>>

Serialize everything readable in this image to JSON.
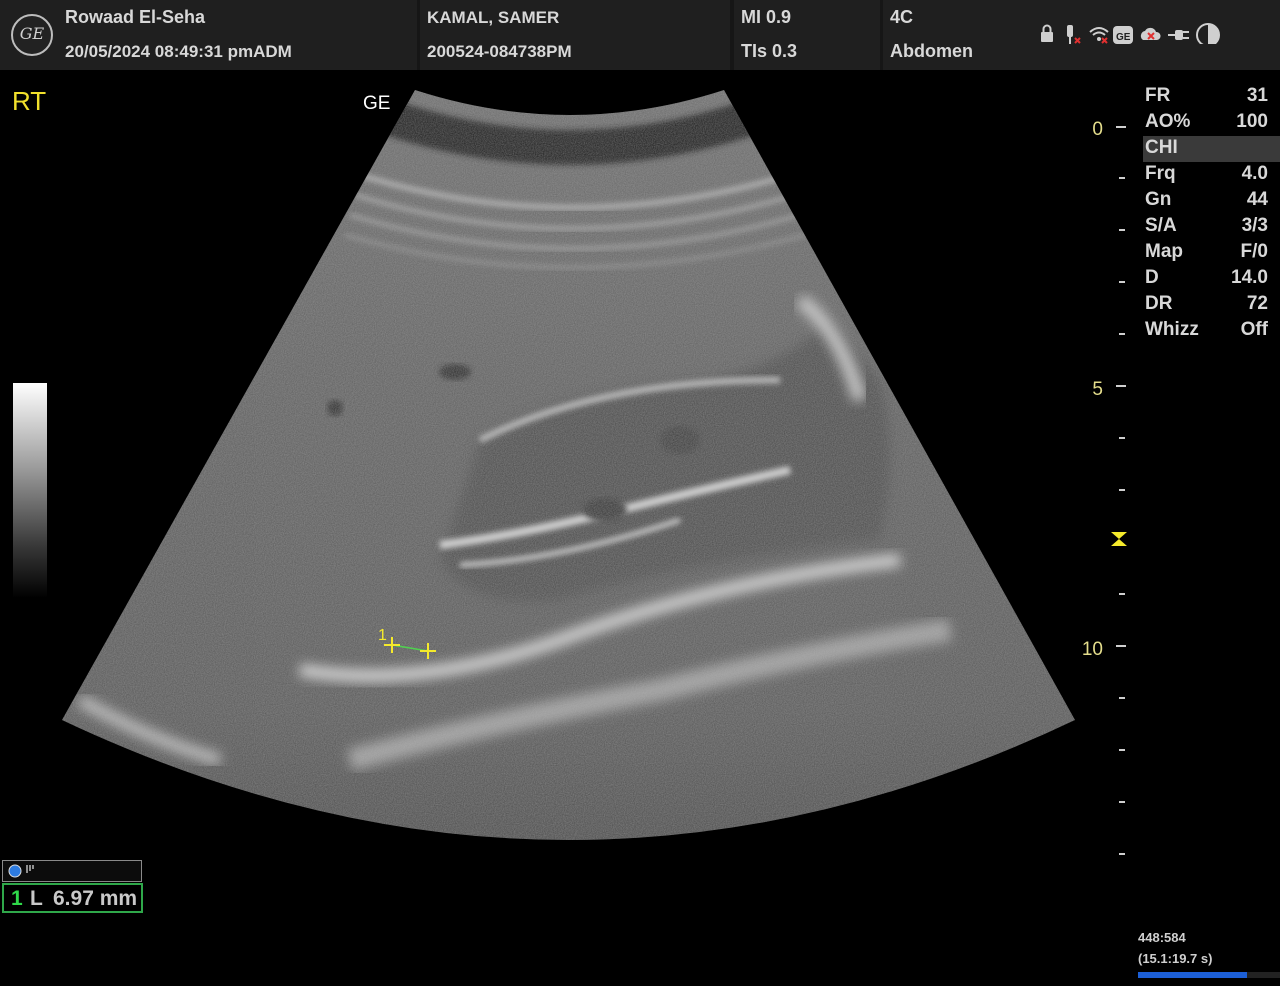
{
  "header": {
    "institution": "Rowaad El-Seha",
    "datetime": "20/05/2024 08:49:31 pmADM",
    "patient_name": "KAMAL, SAMER",
    "exam_id": "200524-084738PM",
    "mi": "MI 0.9",
    "tis": "TIs 0.3",
    "probe": "4C",
    "preset": "Abdomen",
    "logo_text": "GE"
  },
  "system_icons": [
    "lock-icon",
    "probe-disconnected-icon",
    "wireless-off-icon",
    "ge-service-icon",
    "network-error-icon",
    "power-plug-icon",
    "brightness-icon"
  ],
  "image": {
    "orientation": "RT",
    "probe_mark": "GE",
    "depth_labels": [
      "0",
      "5",
      "10"
    ]
  },
  "params": [
    {
      "key": "FR",
      "value": "31"
    },
    {
      "key": "AO%",
      "value": "100"
    },
    {
      "key": "CHI",
      "value": ""
    },
    {
      "key": "Frq",
      "value": "4.0"
    },
    {
      "key": "Gn",
      "value": "44"
    },
    {
      "key": "S/A",
      "value": "3/3"
    },
    {
      "key": "Map",
      "value": "F/0"
    },
    {
      "key": "D",
      "value": "14.0"
    },
    {
      "key": "DR",
      "value": "72"
    },
    {
      "key": "Whizz",
      "value": "Off"
    }
  ],
  "measurement": {
    "number": "1",
    "type": "L",
    "value": "6.97 mm",
    "caliper_label": "1"
  },
  "frame": {
    "count": "448:584",
    "time": "(15.1:19.7 s)",
    "cine_progress": 0.77
  },
  "colors": {
    "accent_yellow": "#f5ea2b",
    "measure_green": "#2fa84a",
    "cine_blue": "#1c5fd6"
  }
}
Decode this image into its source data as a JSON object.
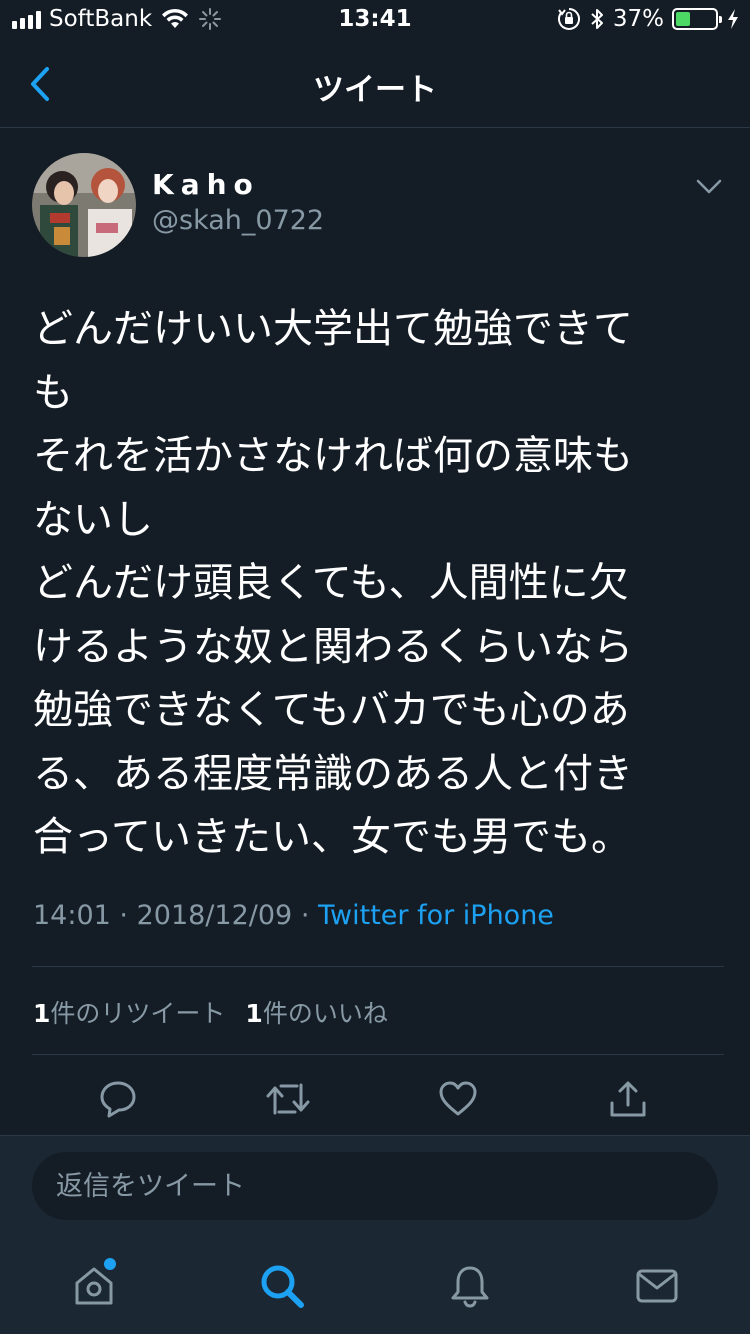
{
  "status_bar": {
    "carrier": "SoftBank",
    "time": "13:41",
    "battery_percent": "37%",
    "battery_level": 0.37
  },
  "nav": {
    "title": "ツイート",
    "back_icon": "chevron-left-icon"
  },
  "tweet": {
    "display_name": "Kaho",
    "handle": "@skah_0722",
    "text_lines": [
      "どんだけいい大学出て勉強できて",
      "も",
      "それを活かさなければ何の意味も",
      "ないし",
      "どんだけ頭良くても、人間性に欠",
      "けるような奴と関わるくらいなら",
      "勉強できなくてもバカでも心のあ",
      "る、ある程度常識のある人と付き",
      "合っていきたい、女でも男でも。"
    ],
    "time": "14:01",
    "date": "2018/12/09",
    "separator": "·",
    "source": "Twitter for iPhone",
    "retweet_count": "1",
    "retweet_label": "件のリツイート",
    "like_count": "1",
    "like_label": "件のいいね"
  },
  "reply": {
    "placeholder": "返信をツイート"
  },
  "colors": {
    "background": "#141d26",
    "bar_background": "#1b2733",
    "accent": "#1da1f2",
    "secondary_text": "#8899a6",
    "divider": "#2a3744"
  },
  "tab_bar": {
    "tabs": [
      "home-icon",
      "search-icon",
      "notifications-icon",
      "messages-icon"
    ],
    "active": "search-icon"
  }
}
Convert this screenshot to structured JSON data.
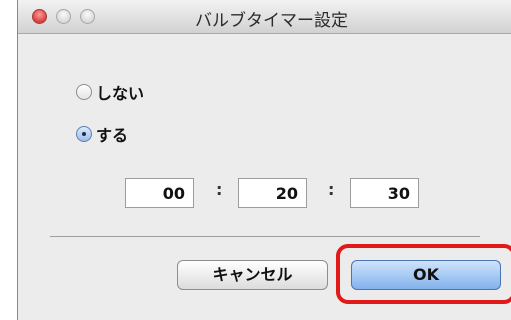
{
  "window": {
    "title": "バルブタイマー設定"
  },
  "options": [
    {
      "label": "しない",
      "selected": false
    },
    {
      "label": "する",
      "selected": true
    }
  ],
  "time": {
    "hours": "00",
    "separator": ":",
    "minutes": "20",
    "seconds": "30"
  },
  "buttons": {
    "cancel": "キャンセル",
    "ok": "OK"
  },
  "colors": {
    "highlight": "#e11919",
    "default_button": "#83b2ec"
  }
}
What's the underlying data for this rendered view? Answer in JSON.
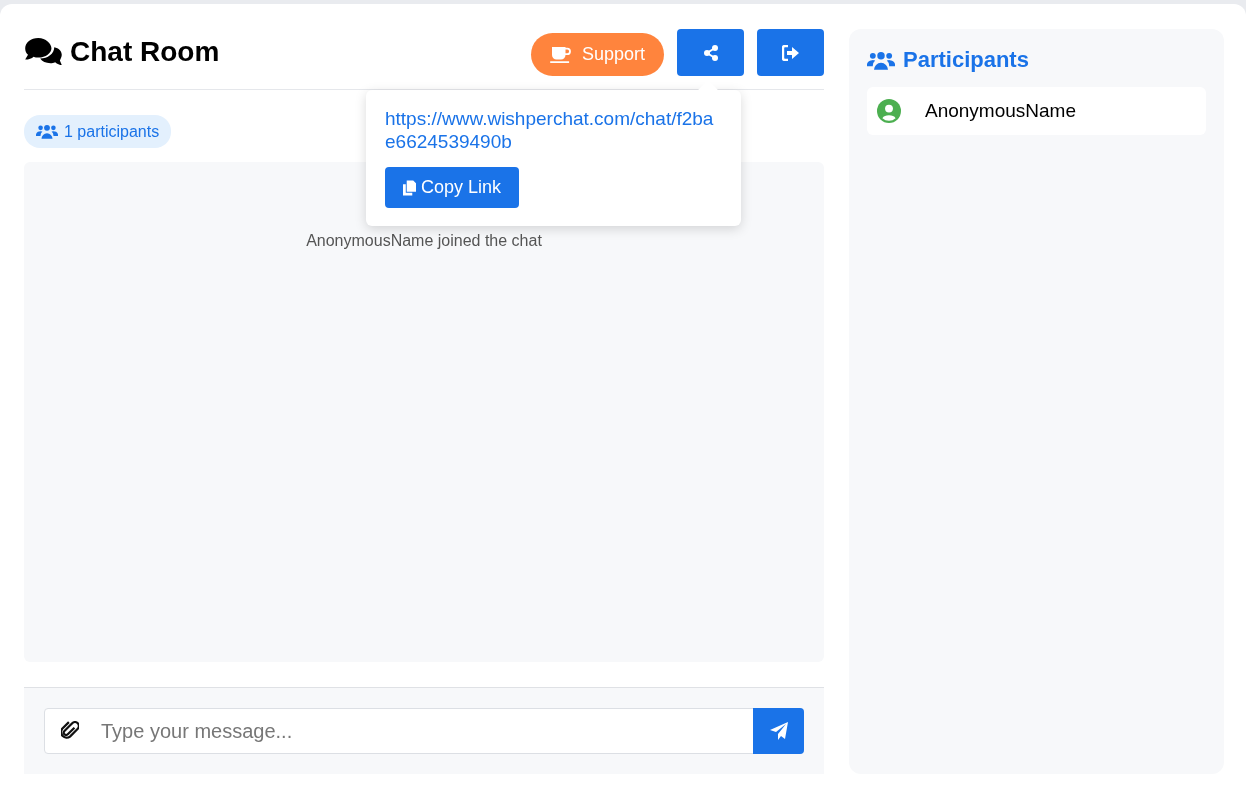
{
  "header": {
    "title": "Chat Room",
    "support_button": "Support"
  },
  "share_popover": {
    "open": true,
    "link": "https://www.wishperchat.com/chat/f2bae6624539490b",
    "copy_button": "Copy Link"
  },
  "participant_count": "1 participants",
  "messages": [
    {
      "kind": "system",
      "text": "AnonymousName joined the chat"
    }
  ],
  "composer": {
    "placeholder": "Type your message..."
  },
  "sidebar": {
    "title": "Participants",
    "participants": [
      {
        "name": "AnonymousName",
        "color": "#4caf50"
      }
    ]
  }
}
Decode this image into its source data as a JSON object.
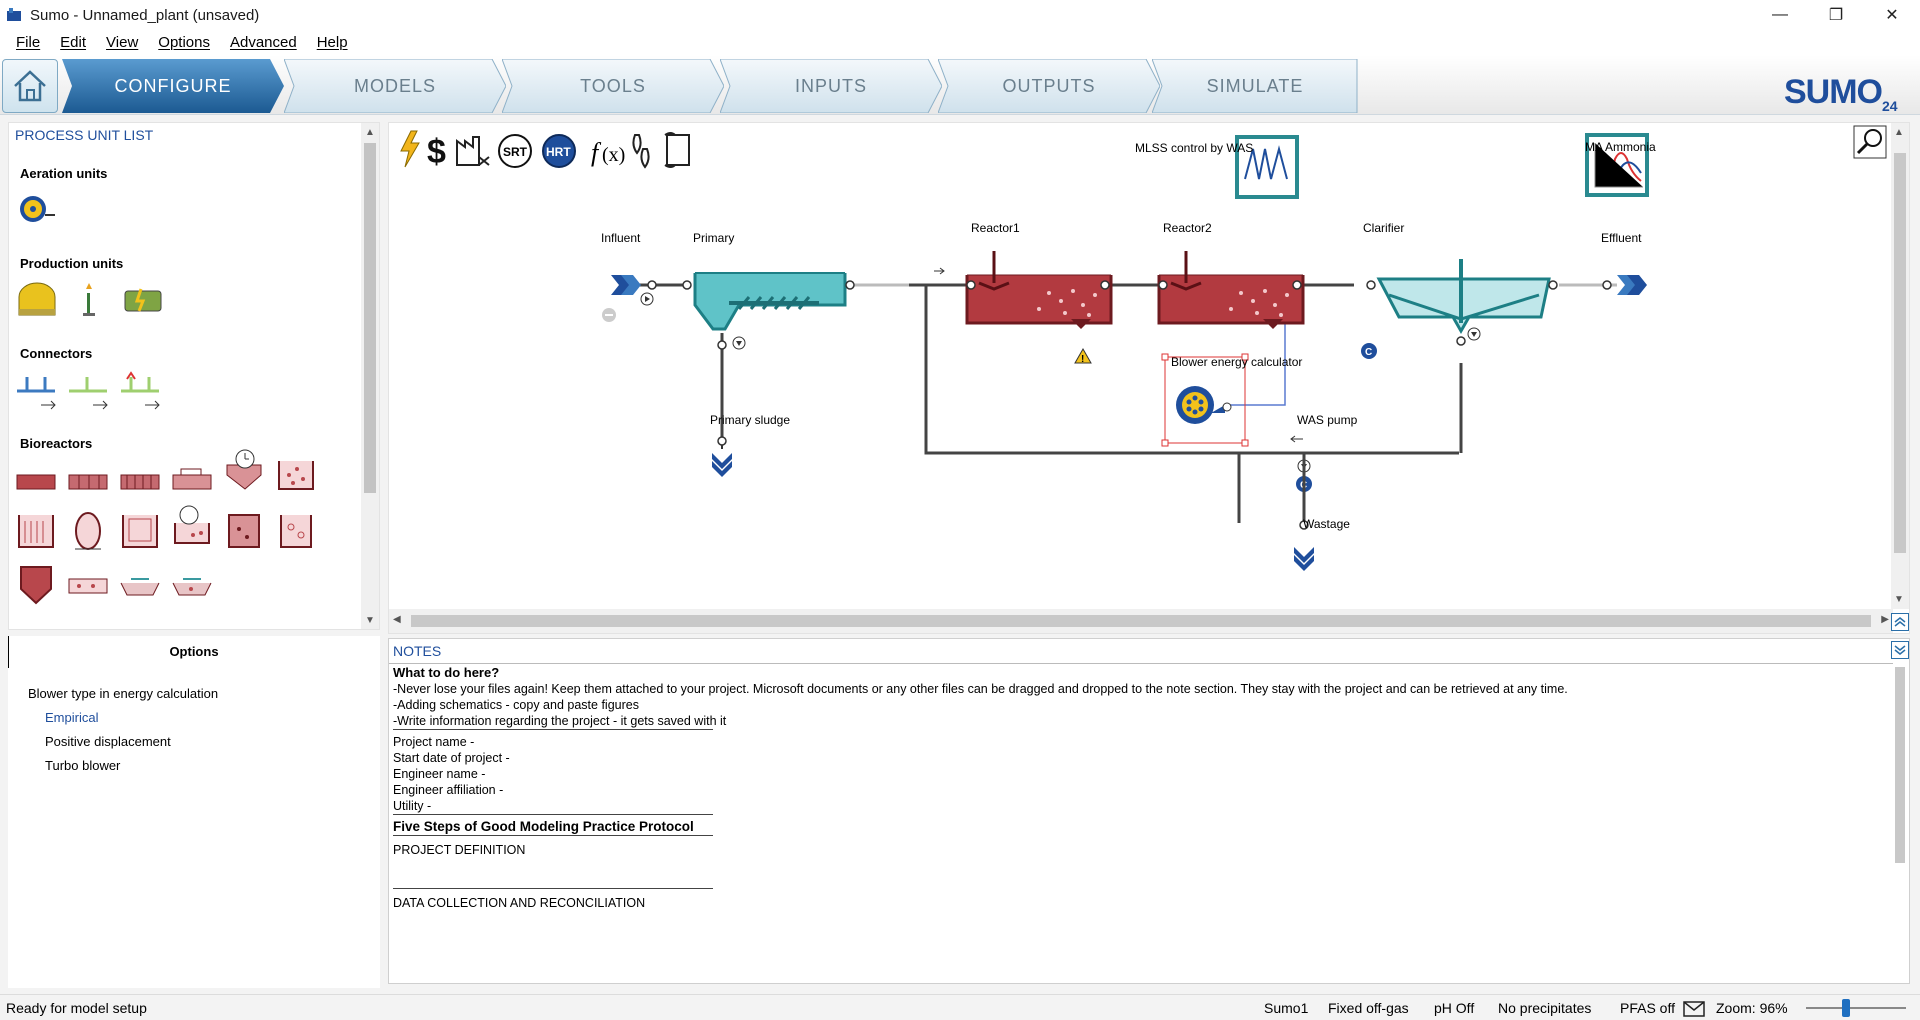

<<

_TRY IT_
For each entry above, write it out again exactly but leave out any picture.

_WRITTEN SOLUTION_
Serialize everything readable in this image to JSON.
{
  "header": {
    "institution": "Rowaad El-Seha",
    "datetime": "20/05/2024 08:49:31 pmADM",
    "patient_name": "KAMAL, SAMER",
    "exam_id": "200524-084738PM",
    "mi": "MI 0.9",
    "tis": "TIs 0.3",
    "probe": "4C",
    "preset": "Abdomen",
    "logo_text": "GE"
  },
  "system_icons": [
    "lock-icon",
    "probe-disconnected-icon",
    "wireless-off-icon",
    "ge-service-icon",
    "network-error-icon",
    "power-plug-icon",
    "brightness-icon"
  ],
  "image": {
    "orientation": "RT",
    "probe_mark": "GE",
    "depth_labels": [
      "0",
      "5",
      "10"
    ]
  },
  "params": [
    {
      "key": "FR",
      "value": "31"
    },
    {
      "key": "AO%",
      "value": "100"
    },
    {
      "key": "CHI",
      "value": ""
    },
    {
      "key": "Frq",
      "value": "4.0"
    },
    {
      "key": "Gn",
      "value": "44"
    },
    {
      "key": "S/A",
      "value": "3/3"
    },
    {
      "key": "Map",
      "value": "F/0"
    },
    {
      "key": "D",
      "value": "14.0"
    },
    {
      "key": "DR",
      "value": "72"
    },
    {
      "key": "Whizz",
      "value": "Off"
    }
  ],
  "measurement": {
    "number": "1",
    "type": "L",
    "value": "6.97 mm",
    "caliper_label": "1"
  },
  "frame": {
    "count": "448:584",
    "time": "(15.1:19.7 s)",
    "cine_progress": 0.77
  },
  "colors": {
    "accent_yellow": "#f5ea2b",
    "measure_green": "#2fa84a",
    "cine_blue": "#1c5fd6"
  }
}
Decode this image into its source data as a JSON object.
{
  "status_bar": {
    "carrier": "SoftBank",
    "time": "13:41",
    "battery_percent": "37%",
    "battery_level": 0.37
  },
  "nav": {
    "title": "ツイート",
    "back_icon": "chevron-left-icon"
  },
  "tweet": {
    "display_name": "Kaho",
    "handle": "@skah_0722",
    "text_lines": [
      "どんだけいい大学出て勉強できて",
      "も",
      "それを活かさなければ何の意味も",
      "ないし",
      "どんだけ頭良くても、人間性に欠",
      "けるような奴と関わるくらいなら",
      "勉強できなくてもバカでも心のあ",
      "る、ある程度常識のある人と付き",
      "合っていきたい、女でも男でも。"
    ],
    "time": "14:01",
    "date": "2018/12/09",
    "separator": "·",
    "source": "Twitter for iPhone",
    "retweet_count": "1",
    "retweet_label": "件のリツイート",
    "like_count": "1",
    "like_label": "件のいいね"
  },
  "reply": {
    "placeholder": "返信をツイート"
  },
  "colors": {
    "background": "#141d26",
    "bar_background": "#1b2733",
    "accent": "#1da1f2",
    "secondary_text": "#8899a6",
    "divider": "#2a3744"
  },
  "tab_bar": {
    "tabs": [
      "home-icon",
      "search-icon",
      "notifications-icon",
      "messages-icon"
    ],
    "active": "search-icon"
  }
}
Convert this screenshot to structured JSON data.
{
  "window": {
    "title": "バルブタイマー設定"
  },
  "options": [
    {
      "label": "しない",
      "selected": false
    },
    {
      "label": "する",
      "selected": true
    }
  ],
  "time": {
    "hours": "00",
    "separator": ":",
    "minutes": "20",
    "seconds": "30"
  },
  "buttons": {
    "cancel": "キャンセル",
    "ok": "OK"
  },
  "colors": {
    "highlight": "#e11919",
    "default_button": "#83b2ec"
  }
}
What's the underlying data for this rendered view? Answer in JSON.
{
  "header": {
    "title": "Chat Room",
    "support_button": "Support"
  },
  "share_popover": {
    "open": true,
    "link": "https://www.wishperchat.com/chat/f2bae6624539490b",
    "copy_button": "Copy Link"
  },
  "participant_count": "1 participants",
  "messages": [
    {
      "kind": "system",
      "text": "AnonymousName joined the chat"
    }
  ],
  "composer": {
    "placeholder": "Type your message..."
  },
  "sidebar": {
    "title": "Participants",
    "participants": [
      {
        "name": "AnonymousName",
        "color": "#4caf50"
      }
    ]
  }
}
Decode this image into its source data as a JSON object.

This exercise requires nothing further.